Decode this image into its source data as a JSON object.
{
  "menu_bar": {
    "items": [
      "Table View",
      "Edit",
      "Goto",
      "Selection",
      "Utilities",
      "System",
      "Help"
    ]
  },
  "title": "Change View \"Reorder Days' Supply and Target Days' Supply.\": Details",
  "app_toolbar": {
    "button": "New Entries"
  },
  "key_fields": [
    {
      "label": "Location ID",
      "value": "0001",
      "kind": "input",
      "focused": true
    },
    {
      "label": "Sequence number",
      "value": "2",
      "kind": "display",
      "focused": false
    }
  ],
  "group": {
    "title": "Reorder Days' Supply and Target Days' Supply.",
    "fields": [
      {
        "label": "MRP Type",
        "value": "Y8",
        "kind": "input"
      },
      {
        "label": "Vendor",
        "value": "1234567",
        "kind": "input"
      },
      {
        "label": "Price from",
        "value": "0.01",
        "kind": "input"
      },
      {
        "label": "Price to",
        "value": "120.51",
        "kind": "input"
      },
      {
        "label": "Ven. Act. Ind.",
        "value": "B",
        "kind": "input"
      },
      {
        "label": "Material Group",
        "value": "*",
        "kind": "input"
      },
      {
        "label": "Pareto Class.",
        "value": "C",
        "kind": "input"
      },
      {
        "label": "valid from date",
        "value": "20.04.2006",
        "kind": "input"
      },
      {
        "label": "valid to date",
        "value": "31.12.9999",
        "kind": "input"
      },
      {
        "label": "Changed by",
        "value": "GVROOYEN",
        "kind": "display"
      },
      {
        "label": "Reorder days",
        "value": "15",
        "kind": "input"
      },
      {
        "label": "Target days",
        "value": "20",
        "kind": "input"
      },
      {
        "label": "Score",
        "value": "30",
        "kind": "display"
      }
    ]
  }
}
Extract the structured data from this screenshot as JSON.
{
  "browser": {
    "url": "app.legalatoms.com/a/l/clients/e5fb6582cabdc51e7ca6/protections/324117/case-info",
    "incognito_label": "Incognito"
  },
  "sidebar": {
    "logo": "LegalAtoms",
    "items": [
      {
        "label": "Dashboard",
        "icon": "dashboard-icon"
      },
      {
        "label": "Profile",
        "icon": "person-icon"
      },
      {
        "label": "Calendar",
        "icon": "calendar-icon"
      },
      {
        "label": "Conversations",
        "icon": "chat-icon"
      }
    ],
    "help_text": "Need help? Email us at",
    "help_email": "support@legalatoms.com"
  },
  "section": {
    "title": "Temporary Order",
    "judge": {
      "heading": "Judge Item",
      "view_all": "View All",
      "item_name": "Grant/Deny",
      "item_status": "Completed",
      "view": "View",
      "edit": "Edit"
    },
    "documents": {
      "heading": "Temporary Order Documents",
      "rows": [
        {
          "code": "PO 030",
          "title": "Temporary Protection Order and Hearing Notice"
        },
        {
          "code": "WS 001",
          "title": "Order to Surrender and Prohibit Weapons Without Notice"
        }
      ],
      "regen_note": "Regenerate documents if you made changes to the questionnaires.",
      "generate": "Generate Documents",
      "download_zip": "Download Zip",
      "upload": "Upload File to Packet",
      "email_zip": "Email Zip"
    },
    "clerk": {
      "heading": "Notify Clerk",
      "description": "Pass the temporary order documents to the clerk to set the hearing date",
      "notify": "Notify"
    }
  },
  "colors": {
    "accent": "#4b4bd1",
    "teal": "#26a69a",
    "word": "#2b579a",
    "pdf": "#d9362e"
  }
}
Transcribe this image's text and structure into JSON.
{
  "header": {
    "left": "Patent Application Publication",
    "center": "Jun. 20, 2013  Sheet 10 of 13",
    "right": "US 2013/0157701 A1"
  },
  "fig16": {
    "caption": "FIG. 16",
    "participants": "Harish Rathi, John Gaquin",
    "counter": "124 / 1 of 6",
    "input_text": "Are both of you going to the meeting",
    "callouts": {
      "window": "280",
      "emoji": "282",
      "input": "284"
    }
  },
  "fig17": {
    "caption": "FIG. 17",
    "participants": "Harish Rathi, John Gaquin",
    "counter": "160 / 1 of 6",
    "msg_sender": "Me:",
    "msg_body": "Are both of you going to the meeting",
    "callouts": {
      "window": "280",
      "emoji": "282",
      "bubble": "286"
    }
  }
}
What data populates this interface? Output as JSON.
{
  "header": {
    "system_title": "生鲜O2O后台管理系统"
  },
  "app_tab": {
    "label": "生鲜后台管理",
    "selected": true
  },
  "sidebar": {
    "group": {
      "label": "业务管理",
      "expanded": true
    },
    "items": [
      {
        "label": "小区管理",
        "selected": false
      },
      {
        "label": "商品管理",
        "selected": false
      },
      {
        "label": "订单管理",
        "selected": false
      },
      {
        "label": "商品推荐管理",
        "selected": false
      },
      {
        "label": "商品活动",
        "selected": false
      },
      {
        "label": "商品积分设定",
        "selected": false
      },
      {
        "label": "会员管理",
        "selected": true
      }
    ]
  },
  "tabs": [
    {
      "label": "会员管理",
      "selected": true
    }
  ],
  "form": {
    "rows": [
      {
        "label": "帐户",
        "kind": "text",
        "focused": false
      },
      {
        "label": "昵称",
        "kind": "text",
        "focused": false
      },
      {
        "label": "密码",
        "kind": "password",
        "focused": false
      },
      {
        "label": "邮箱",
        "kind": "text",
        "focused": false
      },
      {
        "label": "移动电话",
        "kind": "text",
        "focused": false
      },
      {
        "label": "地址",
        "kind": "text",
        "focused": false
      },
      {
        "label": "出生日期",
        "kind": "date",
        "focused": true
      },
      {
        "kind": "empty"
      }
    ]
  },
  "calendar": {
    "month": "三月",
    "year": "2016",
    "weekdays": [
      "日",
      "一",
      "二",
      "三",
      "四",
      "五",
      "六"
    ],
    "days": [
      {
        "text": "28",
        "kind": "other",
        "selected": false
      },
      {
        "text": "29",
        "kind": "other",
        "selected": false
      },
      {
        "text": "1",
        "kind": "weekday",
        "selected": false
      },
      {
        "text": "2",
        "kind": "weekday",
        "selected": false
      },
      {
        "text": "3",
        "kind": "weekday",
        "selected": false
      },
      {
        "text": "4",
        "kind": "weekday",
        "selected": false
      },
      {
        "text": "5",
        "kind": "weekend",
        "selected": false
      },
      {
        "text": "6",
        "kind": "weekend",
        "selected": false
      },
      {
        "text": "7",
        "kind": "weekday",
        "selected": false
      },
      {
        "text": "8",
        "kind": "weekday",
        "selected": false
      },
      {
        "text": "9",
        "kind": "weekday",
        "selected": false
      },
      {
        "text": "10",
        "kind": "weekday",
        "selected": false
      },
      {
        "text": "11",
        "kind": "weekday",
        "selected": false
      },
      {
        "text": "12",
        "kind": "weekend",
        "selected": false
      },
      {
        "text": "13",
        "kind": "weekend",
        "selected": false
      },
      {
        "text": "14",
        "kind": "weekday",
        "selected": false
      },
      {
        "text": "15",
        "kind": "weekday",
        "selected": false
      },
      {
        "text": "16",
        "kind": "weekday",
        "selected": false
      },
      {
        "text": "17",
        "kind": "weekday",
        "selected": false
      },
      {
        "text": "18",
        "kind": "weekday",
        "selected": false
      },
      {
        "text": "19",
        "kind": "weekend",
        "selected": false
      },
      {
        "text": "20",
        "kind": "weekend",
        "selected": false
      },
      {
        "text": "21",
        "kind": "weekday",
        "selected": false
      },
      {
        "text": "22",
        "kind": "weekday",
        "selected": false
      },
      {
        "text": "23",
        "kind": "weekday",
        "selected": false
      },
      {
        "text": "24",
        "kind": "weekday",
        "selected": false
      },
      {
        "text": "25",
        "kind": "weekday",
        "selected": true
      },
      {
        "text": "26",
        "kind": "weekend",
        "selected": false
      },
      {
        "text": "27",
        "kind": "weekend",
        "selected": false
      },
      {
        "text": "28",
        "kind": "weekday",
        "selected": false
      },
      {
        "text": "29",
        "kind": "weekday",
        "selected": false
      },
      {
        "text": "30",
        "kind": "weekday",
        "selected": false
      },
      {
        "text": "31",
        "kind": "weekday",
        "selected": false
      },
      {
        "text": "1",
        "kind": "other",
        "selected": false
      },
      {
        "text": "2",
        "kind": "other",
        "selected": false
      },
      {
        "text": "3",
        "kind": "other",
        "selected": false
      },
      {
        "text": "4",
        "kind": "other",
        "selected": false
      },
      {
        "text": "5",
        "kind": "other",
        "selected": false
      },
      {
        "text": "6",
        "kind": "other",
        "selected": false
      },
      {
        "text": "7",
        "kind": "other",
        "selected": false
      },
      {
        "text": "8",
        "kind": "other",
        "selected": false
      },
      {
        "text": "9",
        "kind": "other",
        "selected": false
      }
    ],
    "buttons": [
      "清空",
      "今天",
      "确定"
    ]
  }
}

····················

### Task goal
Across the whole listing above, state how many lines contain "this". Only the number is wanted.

### Answer box
4